Give the entries again exactly. Skip the pictures.

Task data Block Start

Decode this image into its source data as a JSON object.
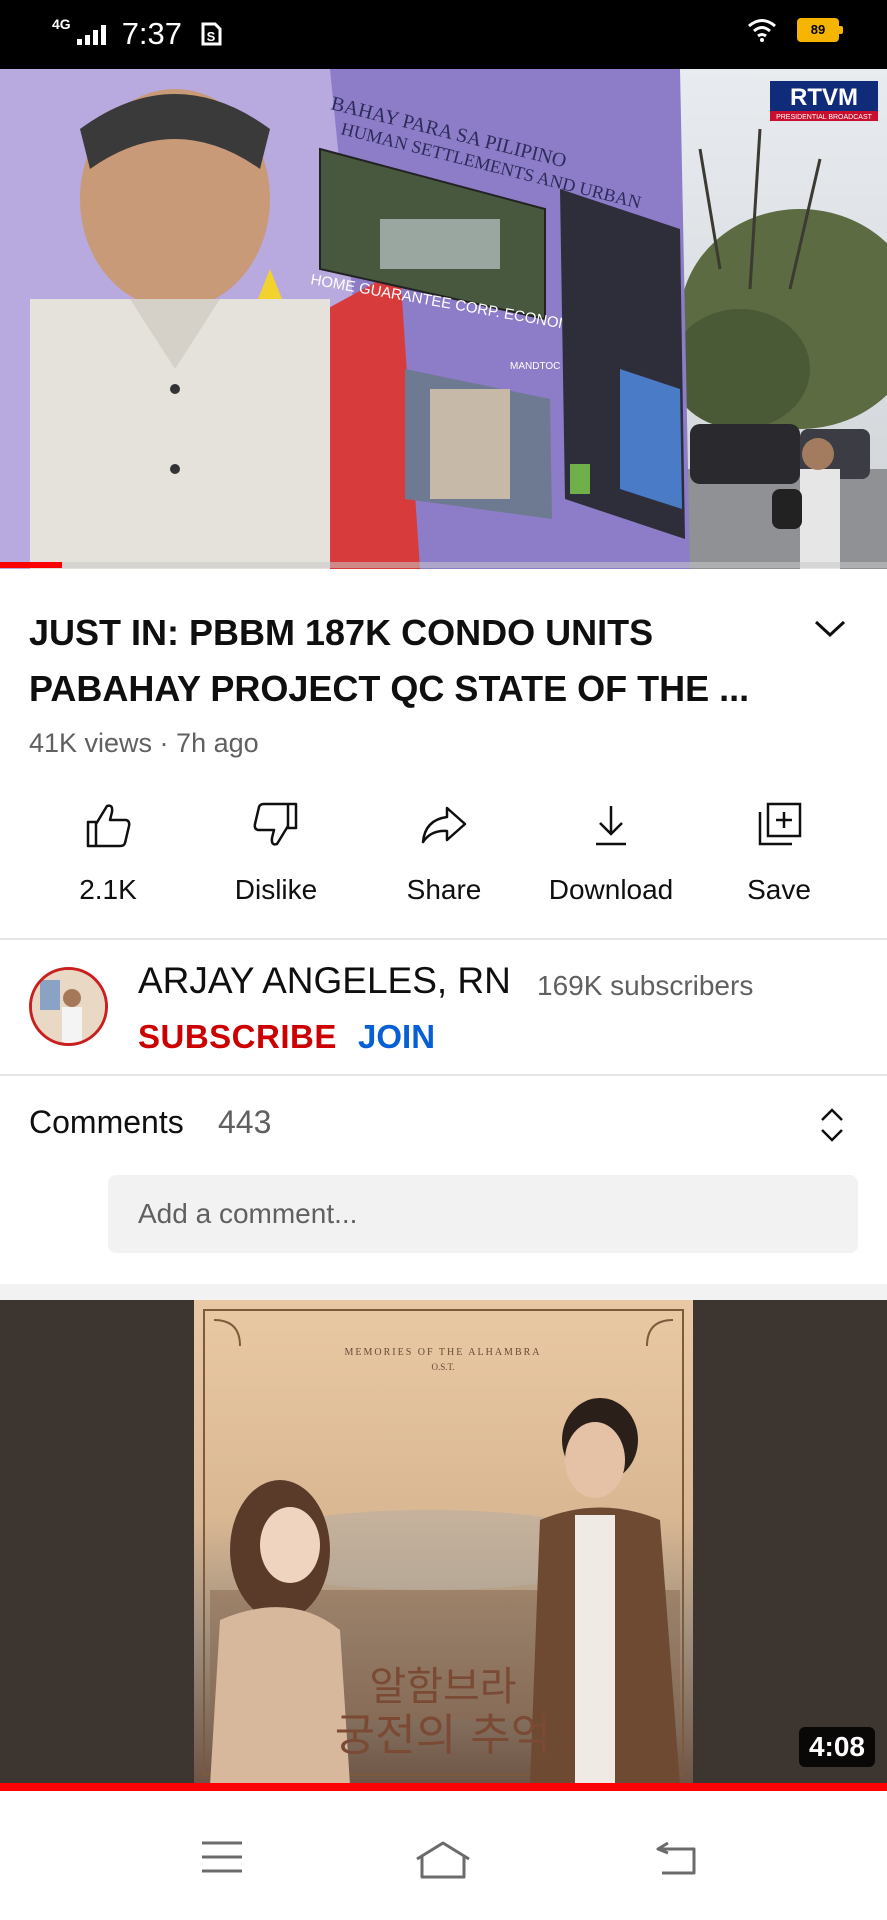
{
  "status_bar": {
    "network": "4G",
    "time": "7:37",
    "battery": "89"
  },
  "player": {
    "watermark": "RTVM",
    "watermark_sub": "PRESIDENTIAL BROADCAST",
    "billboard_line1": "BAHAY PARA SA PILIPINO",
    "billboard_line2": "HUMAN SETTLEMENTS AND URBAN",
    "billboard_label": "HOME GUARANTEE CORP. ECONOMIC ZONE",
    "billboard_label2": "MANDTOC",
    "progress": 0.07
  },
  "video": {
    "title": "JUST IN: PBBM 187K CONDO UNITS PABAHAY PROJECT QC STATE OF THE ...",
    "meta": "41K views · 7h ago"
  },
  "actions": {
    "like": "2.1K",
    "dislike": "Dislike",
    "share": "Share",
    "download": "Download",
    "save": "Save"
  },
  "channel": {
    "name": "ARJAY ANGELES, RN",
    "subscribers": "169K subscribers",
    "subscribe_label": "SUBSCRIBE",
    "join_label": "JOIN"
  },
  "comments": {
    "label": "Comments",
    "count": "443",
    "placeholder": "Add a comment..."
  },
  "next_video": {
    "poster_top": "MEMORIES OF THE ALHAMBRA",
    "poster_ost": "O.S.T.",
    "poster_title_1": "알함브라",
    "poster_title_2": "궁전의 추억",
    "duration": "4:08"
  },
  "colors": {
    "accent_red": "#ff0000",
    "subscribe_red": "#cc0000",
    "join_blue": "#065fd4"
  }
}
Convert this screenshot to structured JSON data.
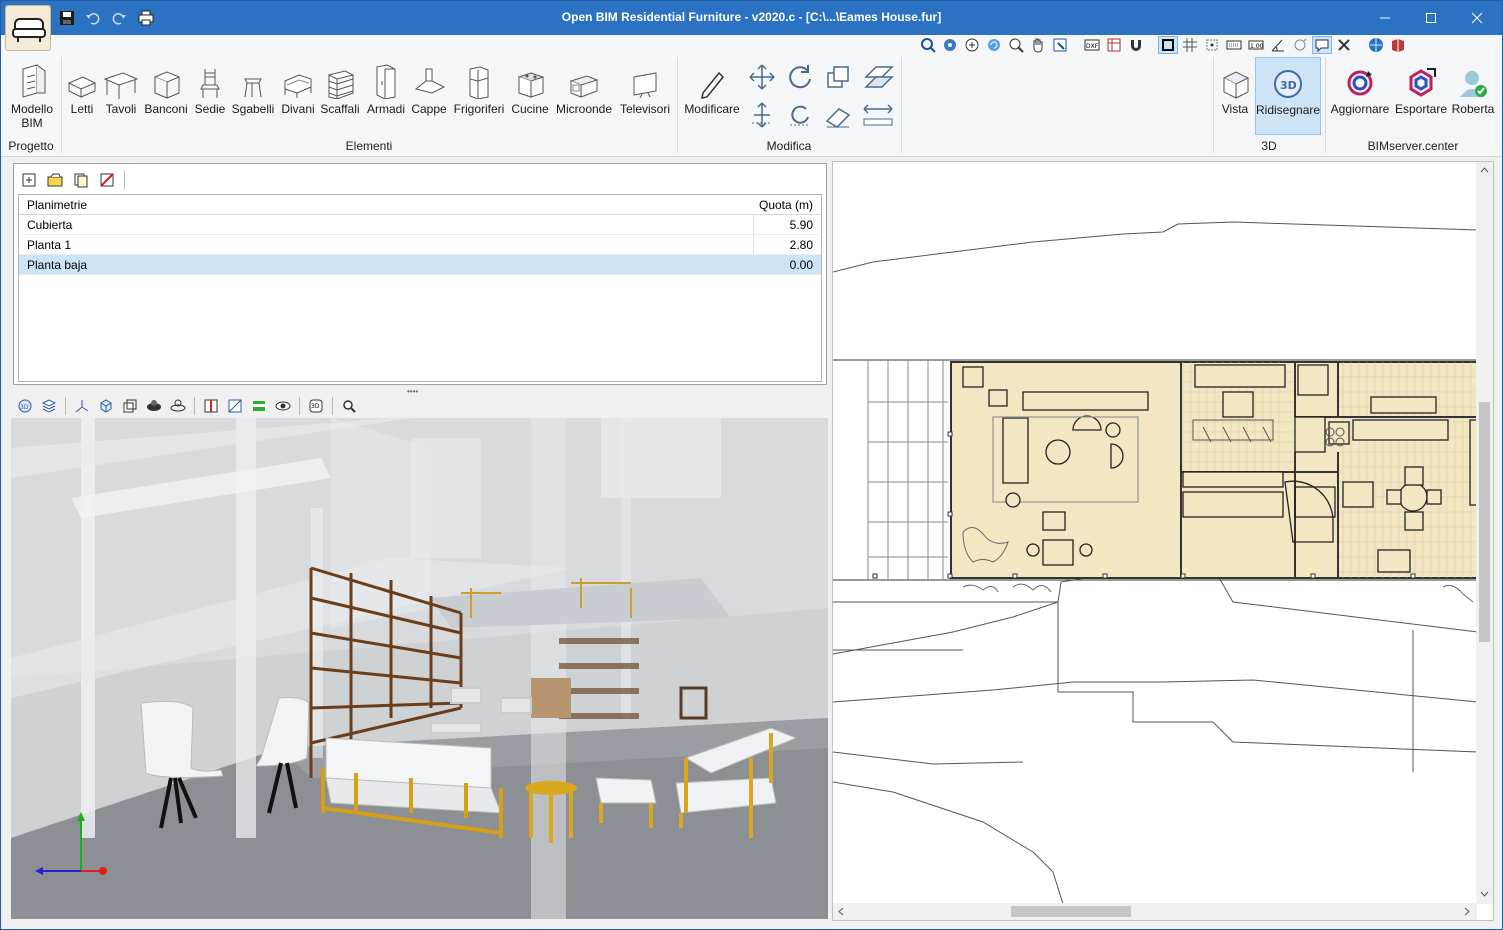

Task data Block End

> [Task answer]:
Decode this image into its source data as a JSON object.
{
  "status_bar": {
    "network": "4G",
    "time": "7:37",
    "battery": "89"
  },
  "player": {
    "watermark": "RTVM",
    "watermark_sub": "PRESIDENTIAL BROADCAST",
    "billboard_line1": "BAHAY PARA SA PILIPINO",
    "billboard_line2": "HUMAN SETTLEMENTS AND URBAN",
    "billboard_label": "HOME GUARANTEE CORP. ECONOMIC ZONE",
    "billboard_label2": "MANDTOC",
    "progress": 0.07
  },
  "video": {
    "title": "JUST IN: PBBM 187K CONDO UNITS PABAHAY PROJECT QC STATE OF THE ...",
    "meta": "41K views · 7h ago"
  },
  "actions": {
    "like": "2.1K",
    "dislike": "Dislike",
    "share": "Share",
    "download": "Download",
    "save": "Save"
  },
  "channel": {
    "name": "ARJAY ANGELES, RN",
    "subscribers": "169K subscribers",
    "subscribe_label": "SUBSCRIBE",
    "join_label": "JOIN"
  },
  "comments": {
    "label": "Comments",
    "count": "443",
    "placeholder": "Add a comment..."
  },
  "next_video": {
    "poster_top": "MEMORIES OF THE ALHAMBRA",
    "poster_ost": "O.S.T.",
    "poster_title_1": "알함브라",
    "poster_title_2": "궁전의 추억",
    "duration": "4:08"
  },
  "colors": {
    "accent_red": "#ff0000",
    "subscribe_red": "#cc0000",
    "join_blue": "#065fd4"
  }
}
Convert this screenshot to structured JSON data.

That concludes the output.